§ **TASK PROMPT**: Reproduce every entry precisely as written.
******************************
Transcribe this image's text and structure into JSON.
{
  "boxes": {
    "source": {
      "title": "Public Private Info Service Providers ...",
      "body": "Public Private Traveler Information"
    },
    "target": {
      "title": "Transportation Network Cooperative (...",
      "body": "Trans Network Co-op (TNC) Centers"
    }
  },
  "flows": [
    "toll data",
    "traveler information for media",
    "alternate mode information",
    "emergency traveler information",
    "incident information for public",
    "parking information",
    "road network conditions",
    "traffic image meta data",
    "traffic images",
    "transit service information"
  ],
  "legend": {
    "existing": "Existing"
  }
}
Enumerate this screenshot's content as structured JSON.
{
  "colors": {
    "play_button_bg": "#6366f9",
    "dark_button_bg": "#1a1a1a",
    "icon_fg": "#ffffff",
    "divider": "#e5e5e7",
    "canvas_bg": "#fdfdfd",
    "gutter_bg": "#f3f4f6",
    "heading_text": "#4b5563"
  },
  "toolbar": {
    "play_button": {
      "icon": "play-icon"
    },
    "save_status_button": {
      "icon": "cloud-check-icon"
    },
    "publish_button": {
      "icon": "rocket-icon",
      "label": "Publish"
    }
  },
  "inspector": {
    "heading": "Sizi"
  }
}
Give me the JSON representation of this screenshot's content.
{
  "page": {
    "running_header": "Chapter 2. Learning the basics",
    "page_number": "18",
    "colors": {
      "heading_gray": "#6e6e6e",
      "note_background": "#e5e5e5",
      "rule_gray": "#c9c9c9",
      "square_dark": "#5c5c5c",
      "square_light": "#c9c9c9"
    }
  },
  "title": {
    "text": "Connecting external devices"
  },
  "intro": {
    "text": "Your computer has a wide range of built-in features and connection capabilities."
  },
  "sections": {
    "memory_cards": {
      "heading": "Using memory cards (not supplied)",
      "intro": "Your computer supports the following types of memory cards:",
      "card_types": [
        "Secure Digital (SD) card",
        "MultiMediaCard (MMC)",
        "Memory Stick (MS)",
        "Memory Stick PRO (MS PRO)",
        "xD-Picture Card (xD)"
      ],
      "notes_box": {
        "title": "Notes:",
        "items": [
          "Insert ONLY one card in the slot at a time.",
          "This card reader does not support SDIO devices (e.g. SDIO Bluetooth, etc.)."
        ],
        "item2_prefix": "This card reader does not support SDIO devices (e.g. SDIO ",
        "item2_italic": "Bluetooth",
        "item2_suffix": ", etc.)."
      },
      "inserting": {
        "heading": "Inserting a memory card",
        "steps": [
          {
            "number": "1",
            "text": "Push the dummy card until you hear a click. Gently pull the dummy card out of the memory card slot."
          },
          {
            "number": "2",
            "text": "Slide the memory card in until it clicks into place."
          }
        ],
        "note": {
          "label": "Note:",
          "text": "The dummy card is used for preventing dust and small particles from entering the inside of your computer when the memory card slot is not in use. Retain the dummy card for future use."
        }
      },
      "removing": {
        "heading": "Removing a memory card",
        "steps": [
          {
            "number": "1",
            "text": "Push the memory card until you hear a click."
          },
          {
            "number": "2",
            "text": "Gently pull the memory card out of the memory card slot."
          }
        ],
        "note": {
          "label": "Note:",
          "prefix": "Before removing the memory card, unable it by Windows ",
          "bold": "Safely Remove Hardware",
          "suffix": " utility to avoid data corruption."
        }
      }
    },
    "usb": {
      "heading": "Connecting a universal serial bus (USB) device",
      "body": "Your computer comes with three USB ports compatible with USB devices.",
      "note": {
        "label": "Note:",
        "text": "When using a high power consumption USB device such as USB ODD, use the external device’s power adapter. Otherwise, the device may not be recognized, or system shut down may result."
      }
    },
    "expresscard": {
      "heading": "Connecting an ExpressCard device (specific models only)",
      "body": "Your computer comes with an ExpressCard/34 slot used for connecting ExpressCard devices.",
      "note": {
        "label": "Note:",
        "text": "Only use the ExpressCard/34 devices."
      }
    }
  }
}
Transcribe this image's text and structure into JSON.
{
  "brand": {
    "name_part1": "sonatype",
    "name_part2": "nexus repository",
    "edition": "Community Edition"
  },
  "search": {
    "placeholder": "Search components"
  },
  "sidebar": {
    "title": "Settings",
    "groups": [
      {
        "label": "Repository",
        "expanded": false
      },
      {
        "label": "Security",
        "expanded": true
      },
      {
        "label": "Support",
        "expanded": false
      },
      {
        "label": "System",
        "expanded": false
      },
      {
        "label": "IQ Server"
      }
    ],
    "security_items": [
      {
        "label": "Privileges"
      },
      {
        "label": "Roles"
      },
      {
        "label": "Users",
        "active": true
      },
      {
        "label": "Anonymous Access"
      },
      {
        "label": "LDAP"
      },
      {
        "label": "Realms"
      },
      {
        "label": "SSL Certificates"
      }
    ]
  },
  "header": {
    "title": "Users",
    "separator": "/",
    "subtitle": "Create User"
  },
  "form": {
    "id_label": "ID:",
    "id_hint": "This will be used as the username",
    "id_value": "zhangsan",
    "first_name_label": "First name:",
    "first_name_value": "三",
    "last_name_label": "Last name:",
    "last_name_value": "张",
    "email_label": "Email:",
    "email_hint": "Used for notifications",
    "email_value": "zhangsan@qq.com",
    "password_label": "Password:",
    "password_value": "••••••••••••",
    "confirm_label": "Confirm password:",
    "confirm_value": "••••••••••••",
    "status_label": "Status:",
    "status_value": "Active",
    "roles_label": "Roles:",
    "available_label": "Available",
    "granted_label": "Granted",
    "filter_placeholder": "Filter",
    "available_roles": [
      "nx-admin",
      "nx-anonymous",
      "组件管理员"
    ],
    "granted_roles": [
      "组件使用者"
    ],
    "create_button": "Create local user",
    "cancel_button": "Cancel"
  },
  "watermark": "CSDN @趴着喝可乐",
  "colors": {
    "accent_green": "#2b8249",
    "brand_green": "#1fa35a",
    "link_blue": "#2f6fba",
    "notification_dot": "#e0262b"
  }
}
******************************
§ **TASK SOLUTION**:
Transcribe this image's text and structure into JSON.
{
  "boxes": {
    "source": {
      "title": "Public Private Info Service Providers ...",
      "body": "Public Private Traveler Information"
    },
    "target": {
      "title": "Transportation Network Cooperative (...",
      "body": "Trans Network Co-op (TNC) Centers"
    }
  },
  "flows": [
    "toll data",
    "traveler information for media",
    "alternate mode information",
    "emergency traveler information",
    "incident information for public",
    "parking information",
    "road network conditions",
    "traffic image meta data",
    "traffic images",
    "transit service information"
  ],
  "legend": {
    "existing": "Existing"
  }
}
Enumerate this screenshot's content as structured JSON.
{
  "colors": {
    "play_button_bg": "#6366f9",
    "dark_button_bg": "#1a1a1a",
    "icon_fg": "#ffffff",
    "divider": "#e5e5e7",
    "canvas_bg": "#fdfdfd",
    "gutter_bg": "#f3f4f6",
    "heading_text": "#4b5563"
  },
  "toolbar": {
    "play_button": {
      "icon": "play-icon"
    },
    "save_status_button": {
      "icon": "cloud-check-icon"
    },
    "publish_button": {
      "icon": "rocket-icon",
      "label": "Publish"
    }
  },
  "inspector": {
    "heading": "Sizi"
  }
}
Give me the JSON representation of this screenshot's content.
{
  "page": {
    "running_header": "Chapter 2. Learning the basics",
    "page_number": "18",
    "colors": {
      "heading_gray": "#6e6e6e",
      "note_background": "#e5e5e5",
      "rule_gray": "#c9c9c9",
      "square_dark": "#5c5c5c",
      "square_light": "#c9c9c9"
    }
  },
  "title": {
    "text": "Connecting external devices"
  },
  "intro": {
    "text": "Your computer has a wide range of built-in features and connection capabilities."
  },
  "sections": {
    "memory_cards": {
      "heading": "Using memory cards (not supplied)",
      "intro": "Your computer supports the following types of memory cards:",
      "card_types": [
        "Secure Digital (SD) card",
        "MultiMediaCard (MMC)",
        "Memory Stick (MS)",
        "Memory Stick PRO (MS PRO)",
        "xD-Picture Card (xD)"
      ],
      "notes_box": {
        "title": "Notes:",
        "items": [
          "Insert ONLY one card in the slot at a time.",
          "This card reader does not support SDIO devices (e.g. SDIO Bluetooth, etc.)."
        ],
        "item2_prefix": "This card reader does not support SDIO devices (e.g. SDIO ",
        "item2_italic": "Bluetooth",
        "item2_suffix": ", etc.)."
      },
      "inserting": {
        "heading": "Inserting a memory card",
        "steps": [
          {
            "number": "1",
            "text": "Push the dummy card until you hear a click. Gently pull the dummy card out of the memory card slot."
          },
          {
            "number": "2",
            "text": "Slide the memory card in until it clicks into place."
          }
        ],
        "note": {
          "label": "Note:",
          "text": "The dummy card is used for preventing dust and small particles from entering the inside of your computer when the memory card slot is not in use. Retain the dummy card for future use."
        }
      },
      "removing": {
        "heading": "Removing a memory card",
        "steps": [
          {
            "number": "1",
            "text": "Push the memory card until you hear a click."
          },
          {
            "number": "2",
            "text": "Gently pull the memory card out of the memory card slot."
          }
        ],
        "note": {
          "label": "Note:",
          "prefix": "Before removing the memory card, unable it by Windows ",
          "bold": "Safely Remove Hardware",
          "suffix": " utility to avoid data corruption."
        }
      }
    },
    "usb": {
      "heading": "Connecting a universal serial bus (USB) device",
      "body": "Your computer comes with three USB ports compatible with USB devices.",
      "note": {
        "label": "Note:",
        "text": "When using a high power consumption USB device such as USB ODD, use the external device’s power adapter. Otherwise, the device may not be recognized, or system shut down may result."
      }
    },
    "expresscard": {
      "heading": "Connecting an ExpressCard device (specific models only)",
      "body": "Your computer comes with an ExpressCard/34 slot used for connecting ExpressCard devices.",
      "note": {
        "label": "Note:",
        "text": "Only use the ExpressCard/34 devices."
      }
    }
  }
}
Transcribe this image's text and structure into JSON.
{
  "brand": {
    "name_part1": "sonatype",
    "name_part2": "nexus repository",
    "edition": "Community Edition"
  },
  "search": {
    "placeholder": "Search components"
  },
  "sidebar": {
    "title": "Settings",
    "groups": [
      {
        "label": "Repository",
        "expanded": false
      },
      {
        "label": "Security",
        "expanded": true
      },
      {
        "label": "Support",
        "expanded": false
      },
      {
        "label": "System",
        "expanded": false
      },
      {
        "label": "IQ Server"
      }
    ],
    "security_items": [
      {
        "label": "Privileges"
      },
      {
        "label": "Roles"
      },
      {
        "label": "Users",
        "active": true
      },
      {
        "label": "Anonymous Access"
      },
      {
        "label": "LDAP"
      },
      {
        "label": "Realms"
      },
      {
        "label": "SSL Certificates"
      }
    ]
  },
  "header": {
    "title": "Users",
    "separator": "/",
    "subtitle": "Create User"
  },
  "form": {
    "id_label": "ID:",
    "id_hint": "This will be used as the username",
    "id_value": "zhangsan",
    "first_name_label": "First name:",
    "first_name_value": "三",
    "last_name_label": "Last name:",
    "last_name_value": "张",
    "email_label": "Email:",
    "email_hint": "Used for notifications",
    "email_value": "zhangsan@qq.com",
    "password_label": "Password:",
    "password_value": "••••••••••••",
    "confirm_label": "Confirm password:",
    "confirm_value": "••••••••••••",
    "status_label": "Status:",
    "status_value": "Active",
    "roles_label": "Roles:",
    "available_label": "Available",
    "granted_label": "Granted",
    "filter_placeholder": "Filter",
    "available_roles": [
      "nx-admin",
      "nx-anonymous",
      "组件管理员"
    ],
    "granted_roles": [
      "组件使用者"
    ],
    "create_button": "Create local user",
    "cancel_button": "Cancel"
  },
  "watermark": "CSDN @趴着喝可乐",
  "colors": {
    "accent_green": "#2b8249",
    "brand_green": "#1fa35a",
    "link_blue": "#2f6fba",
    "notification_dot": "#e0262b"
  }
}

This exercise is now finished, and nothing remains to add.